(Beginning of PROVIDED ENTRIES)

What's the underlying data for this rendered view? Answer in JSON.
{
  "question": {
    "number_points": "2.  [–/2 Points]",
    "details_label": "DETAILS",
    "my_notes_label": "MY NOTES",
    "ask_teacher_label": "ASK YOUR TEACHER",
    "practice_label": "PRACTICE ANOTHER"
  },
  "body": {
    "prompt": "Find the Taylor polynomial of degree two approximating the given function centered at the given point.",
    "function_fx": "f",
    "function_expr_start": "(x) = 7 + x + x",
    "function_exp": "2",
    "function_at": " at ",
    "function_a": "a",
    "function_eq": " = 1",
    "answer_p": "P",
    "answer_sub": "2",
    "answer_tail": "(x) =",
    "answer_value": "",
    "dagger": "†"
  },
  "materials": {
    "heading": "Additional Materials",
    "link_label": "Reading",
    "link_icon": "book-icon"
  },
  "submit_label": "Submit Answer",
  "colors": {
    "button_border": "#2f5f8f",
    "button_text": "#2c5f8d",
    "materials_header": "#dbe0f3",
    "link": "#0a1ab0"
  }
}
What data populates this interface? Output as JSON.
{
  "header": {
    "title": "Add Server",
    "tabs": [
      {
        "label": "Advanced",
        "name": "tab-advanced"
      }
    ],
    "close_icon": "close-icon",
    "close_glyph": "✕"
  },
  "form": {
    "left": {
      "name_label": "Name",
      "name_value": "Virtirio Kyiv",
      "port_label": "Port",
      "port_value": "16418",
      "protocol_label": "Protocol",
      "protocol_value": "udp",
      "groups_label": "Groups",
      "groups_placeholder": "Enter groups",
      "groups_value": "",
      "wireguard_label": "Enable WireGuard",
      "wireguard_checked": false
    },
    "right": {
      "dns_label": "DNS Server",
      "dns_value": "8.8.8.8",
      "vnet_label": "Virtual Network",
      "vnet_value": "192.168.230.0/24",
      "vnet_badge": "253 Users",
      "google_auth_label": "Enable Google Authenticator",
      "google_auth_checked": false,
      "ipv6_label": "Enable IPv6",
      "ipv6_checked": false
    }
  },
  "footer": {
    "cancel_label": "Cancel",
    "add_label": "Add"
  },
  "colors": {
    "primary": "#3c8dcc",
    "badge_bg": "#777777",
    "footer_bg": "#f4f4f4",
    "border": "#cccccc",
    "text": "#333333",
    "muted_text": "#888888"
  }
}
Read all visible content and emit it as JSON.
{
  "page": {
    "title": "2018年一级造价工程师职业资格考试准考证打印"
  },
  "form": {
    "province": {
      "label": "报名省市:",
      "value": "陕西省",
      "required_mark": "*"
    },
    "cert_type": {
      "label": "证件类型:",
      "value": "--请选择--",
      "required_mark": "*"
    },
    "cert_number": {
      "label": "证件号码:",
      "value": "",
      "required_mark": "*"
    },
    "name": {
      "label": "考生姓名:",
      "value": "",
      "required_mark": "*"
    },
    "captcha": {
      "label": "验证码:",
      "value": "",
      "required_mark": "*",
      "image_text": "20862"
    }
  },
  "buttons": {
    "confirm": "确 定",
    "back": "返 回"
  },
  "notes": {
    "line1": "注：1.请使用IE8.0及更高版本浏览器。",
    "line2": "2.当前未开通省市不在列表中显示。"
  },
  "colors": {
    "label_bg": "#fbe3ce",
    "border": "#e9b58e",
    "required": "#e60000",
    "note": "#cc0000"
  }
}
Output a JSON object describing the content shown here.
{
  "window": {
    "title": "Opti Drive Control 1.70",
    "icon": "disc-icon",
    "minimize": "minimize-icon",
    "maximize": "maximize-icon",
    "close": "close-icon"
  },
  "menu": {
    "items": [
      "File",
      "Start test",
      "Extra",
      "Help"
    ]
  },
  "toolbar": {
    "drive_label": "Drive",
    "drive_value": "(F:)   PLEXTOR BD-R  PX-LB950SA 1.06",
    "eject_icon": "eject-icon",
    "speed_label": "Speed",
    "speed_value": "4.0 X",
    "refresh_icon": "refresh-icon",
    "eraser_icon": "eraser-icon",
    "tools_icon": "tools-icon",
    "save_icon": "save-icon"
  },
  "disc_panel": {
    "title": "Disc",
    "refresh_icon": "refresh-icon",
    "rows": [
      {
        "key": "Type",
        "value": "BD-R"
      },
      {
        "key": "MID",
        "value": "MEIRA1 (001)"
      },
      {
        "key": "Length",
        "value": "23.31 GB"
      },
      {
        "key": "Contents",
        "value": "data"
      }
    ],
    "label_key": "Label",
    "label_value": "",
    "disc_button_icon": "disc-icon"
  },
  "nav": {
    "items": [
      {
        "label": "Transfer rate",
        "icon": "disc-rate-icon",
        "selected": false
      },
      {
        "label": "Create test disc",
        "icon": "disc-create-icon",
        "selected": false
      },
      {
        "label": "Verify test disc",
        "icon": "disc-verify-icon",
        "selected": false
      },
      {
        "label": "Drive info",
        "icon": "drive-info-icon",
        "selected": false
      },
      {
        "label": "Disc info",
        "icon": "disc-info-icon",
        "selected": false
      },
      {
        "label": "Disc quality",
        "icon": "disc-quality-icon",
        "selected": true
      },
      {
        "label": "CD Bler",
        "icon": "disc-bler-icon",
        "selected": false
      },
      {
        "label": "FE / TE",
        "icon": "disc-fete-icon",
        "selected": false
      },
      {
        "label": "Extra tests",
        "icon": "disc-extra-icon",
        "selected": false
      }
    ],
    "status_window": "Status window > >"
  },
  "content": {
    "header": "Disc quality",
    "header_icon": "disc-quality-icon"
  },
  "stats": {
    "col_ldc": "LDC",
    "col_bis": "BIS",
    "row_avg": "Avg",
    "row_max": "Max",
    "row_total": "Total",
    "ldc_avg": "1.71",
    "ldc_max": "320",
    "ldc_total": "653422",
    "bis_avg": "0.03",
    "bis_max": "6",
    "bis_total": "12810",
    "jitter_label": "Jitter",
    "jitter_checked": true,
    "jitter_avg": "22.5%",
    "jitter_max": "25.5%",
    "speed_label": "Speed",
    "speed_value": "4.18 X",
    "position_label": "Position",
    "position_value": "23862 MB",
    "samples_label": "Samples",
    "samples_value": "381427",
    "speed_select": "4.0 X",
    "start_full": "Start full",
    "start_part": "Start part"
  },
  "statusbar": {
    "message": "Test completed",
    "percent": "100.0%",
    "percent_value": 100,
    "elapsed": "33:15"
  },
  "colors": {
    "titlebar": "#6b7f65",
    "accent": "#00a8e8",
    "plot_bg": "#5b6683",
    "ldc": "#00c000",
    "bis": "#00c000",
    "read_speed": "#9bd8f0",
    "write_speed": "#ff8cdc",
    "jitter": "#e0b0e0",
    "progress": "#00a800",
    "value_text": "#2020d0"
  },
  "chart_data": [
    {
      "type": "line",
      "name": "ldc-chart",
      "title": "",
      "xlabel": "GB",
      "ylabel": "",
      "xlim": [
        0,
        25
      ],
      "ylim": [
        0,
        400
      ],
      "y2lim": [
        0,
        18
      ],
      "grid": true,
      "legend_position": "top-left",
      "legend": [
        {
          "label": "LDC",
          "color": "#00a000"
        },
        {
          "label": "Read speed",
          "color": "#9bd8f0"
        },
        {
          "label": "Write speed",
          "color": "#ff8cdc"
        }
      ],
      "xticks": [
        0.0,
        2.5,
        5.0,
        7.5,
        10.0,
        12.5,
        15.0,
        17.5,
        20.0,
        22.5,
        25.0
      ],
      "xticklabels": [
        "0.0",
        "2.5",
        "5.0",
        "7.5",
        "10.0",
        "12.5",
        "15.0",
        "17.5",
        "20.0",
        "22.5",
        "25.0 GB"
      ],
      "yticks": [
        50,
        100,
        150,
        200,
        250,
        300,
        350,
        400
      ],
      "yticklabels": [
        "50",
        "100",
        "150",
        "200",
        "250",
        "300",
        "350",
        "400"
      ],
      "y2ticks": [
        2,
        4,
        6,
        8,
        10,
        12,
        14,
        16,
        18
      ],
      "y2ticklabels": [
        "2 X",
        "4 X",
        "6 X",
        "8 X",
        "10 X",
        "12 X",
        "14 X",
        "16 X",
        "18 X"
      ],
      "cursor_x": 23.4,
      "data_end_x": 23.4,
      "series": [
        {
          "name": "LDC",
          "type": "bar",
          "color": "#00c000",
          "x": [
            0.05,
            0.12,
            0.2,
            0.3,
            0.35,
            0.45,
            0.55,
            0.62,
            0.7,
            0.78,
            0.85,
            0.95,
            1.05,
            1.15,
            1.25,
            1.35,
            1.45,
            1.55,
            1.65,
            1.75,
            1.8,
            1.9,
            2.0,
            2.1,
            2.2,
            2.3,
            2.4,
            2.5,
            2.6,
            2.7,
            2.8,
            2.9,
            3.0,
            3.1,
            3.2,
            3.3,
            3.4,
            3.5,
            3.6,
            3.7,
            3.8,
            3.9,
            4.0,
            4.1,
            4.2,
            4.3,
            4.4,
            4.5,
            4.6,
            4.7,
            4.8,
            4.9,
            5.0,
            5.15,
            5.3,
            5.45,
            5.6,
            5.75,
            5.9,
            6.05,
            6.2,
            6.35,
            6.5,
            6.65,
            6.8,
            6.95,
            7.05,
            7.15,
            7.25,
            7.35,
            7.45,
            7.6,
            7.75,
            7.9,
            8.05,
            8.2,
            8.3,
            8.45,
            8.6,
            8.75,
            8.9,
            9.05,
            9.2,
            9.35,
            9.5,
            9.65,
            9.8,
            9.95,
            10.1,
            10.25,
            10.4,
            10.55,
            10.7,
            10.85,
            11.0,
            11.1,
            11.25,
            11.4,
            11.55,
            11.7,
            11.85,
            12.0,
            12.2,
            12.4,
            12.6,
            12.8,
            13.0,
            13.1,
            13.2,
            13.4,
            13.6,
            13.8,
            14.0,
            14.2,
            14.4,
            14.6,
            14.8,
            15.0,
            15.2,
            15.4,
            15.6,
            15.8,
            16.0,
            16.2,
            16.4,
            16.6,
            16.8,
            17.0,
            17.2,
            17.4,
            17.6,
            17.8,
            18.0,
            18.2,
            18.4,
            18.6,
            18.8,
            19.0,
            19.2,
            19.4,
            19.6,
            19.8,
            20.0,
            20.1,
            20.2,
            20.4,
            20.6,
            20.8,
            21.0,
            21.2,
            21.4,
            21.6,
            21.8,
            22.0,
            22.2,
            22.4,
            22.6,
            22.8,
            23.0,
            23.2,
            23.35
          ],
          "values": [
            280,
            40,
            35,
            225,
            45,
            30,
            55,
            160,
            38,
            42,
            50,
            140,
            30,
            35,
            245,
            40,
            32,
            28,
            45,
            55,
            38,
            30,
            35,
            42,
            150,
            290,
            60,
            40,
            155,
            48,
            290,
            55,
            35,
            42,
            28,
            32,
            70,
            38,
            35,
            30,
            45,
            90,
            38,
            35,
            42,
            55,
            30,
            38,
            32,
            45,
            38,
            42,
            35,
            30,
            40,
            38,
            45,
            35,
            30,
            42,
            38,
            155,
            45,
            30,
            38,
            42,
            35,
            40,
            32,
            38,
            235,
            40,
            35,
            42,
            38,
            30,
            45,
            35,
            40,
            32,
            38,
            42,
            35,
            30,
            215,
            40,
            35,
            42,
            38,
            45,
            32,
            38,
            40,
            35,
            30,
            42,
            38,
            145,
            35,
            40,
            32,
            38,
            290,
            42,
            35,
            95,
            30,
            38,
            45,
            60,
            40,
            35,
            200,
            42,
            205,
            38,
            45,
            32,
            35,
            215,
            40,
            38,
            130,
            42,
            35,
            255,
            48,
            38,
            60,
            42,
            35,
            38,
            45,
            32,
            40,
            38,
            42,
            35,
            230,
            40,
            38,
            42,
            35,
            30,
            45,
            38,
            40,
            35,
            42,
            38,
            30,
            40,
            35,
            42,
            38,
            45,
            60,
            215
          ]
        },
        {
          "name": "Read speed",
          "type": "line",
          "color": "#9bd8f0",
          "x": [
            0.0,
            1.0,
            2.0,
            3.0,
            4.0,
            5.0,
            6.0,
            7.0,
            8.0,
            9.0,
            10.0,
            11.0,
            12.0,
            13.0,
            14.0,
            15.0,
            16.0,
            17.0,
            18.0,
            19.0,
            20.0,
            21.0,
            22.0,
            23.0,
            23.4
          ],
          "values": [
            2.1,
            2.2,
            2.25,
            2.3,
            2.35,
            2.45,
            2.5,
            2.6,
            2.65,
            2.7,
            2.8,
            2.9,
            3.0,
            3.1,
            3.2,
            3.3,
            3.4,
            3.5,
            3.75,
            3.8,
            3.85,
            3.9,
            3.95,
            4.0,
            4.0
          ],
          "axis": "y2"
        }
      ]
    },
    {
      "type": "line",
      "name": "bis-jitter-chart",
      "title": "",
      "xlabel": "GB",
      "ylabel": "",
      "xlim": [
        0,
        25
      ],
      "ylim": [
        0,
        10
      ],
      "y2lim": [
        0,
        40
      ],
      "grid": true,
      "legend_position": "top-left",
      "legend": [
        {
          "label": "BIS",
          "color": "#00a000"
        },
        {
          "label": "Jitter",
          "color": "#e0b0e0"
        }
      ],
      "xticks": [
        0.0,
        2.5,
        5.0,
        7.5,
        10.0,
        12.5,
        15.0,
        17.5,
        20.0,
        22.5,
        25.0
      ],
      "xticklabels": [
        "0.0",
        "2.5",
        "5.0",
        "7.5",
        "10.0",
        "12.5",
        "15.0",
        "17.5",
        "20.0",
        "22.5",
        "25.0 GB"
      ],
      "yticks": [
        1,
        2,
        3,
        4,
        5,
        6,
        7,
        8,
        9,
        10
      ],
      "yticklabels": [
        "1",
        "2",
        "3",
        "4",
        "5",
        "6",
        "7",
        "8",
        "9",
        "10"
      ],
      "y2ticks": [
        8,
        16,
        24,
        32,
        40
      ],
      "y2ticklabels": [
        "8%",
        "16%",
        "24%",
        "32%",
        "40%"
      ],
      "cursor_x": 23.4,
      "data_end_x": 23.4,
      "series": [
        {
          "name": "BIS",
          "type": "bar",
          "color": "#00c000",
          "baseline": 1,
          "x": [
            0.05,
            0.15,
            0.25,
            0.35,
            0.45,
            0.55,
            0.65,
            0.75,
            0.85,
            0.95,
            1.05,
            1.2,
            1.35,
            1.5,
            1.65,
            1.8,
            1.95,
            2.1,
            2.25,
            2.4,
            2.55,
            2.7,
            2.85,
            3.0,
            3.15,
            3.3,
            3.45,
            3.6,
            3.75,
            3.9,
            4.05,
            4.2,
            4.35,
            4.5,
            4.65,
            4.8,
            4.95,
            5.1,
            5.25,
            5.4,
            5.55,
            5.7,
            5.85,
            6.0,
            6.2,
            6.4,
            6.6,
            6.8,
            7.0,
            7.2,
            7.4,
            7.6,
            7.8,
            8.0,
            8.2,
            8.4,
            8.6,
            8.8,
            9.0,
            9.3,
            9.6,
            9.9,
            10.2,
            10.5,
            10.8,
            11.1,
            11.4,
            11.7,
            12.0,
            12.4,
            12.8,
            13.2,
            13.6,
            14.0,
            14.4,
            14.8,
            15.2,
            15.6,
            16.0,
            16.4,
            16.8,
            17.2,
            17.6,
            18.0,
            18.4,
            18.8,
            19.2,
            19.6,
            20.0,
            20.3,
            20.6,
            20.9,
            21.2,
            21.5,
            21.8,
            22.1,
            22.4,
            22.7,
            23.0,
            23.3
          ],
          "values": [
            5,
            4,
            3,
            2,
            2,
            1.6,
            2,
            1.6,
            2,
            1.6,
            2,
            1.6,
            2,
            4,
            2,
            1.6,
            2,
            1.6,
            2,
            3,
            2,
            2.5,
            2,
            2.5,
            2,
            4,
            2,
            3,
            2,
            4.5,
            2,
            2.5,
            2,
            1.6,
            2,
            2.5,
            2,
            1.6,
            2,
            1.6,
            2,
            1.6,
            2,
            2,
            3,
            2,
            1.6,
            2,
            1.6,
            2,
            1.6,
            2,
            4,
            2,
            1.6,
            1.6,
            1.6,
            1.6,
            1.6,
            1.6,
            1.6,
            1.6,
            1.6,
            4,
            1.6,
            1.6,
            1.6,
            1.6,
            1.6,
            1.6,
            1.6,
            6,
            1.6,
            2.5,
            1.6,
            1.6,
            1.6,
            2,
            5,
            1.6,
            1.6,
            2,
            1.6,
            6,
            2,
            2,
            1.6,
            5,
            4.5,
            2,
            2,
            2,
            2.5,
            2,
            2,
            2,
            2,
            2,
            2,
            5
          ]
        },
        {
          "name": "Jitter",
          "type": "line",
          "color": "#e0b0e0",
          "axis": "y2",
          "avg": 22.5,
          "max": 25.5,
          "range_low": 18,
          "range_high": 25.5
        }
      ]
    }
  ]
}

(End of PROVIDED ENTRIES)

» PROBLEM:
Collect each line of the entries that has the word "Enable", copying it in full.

» SOLUTION TO THIS EXERCISE:
      "wireguard_label": "Enable WireGuard",
      "google_auth_label": "Enable Google Authenticator",
      "ipv6_label": "Enable IPv6",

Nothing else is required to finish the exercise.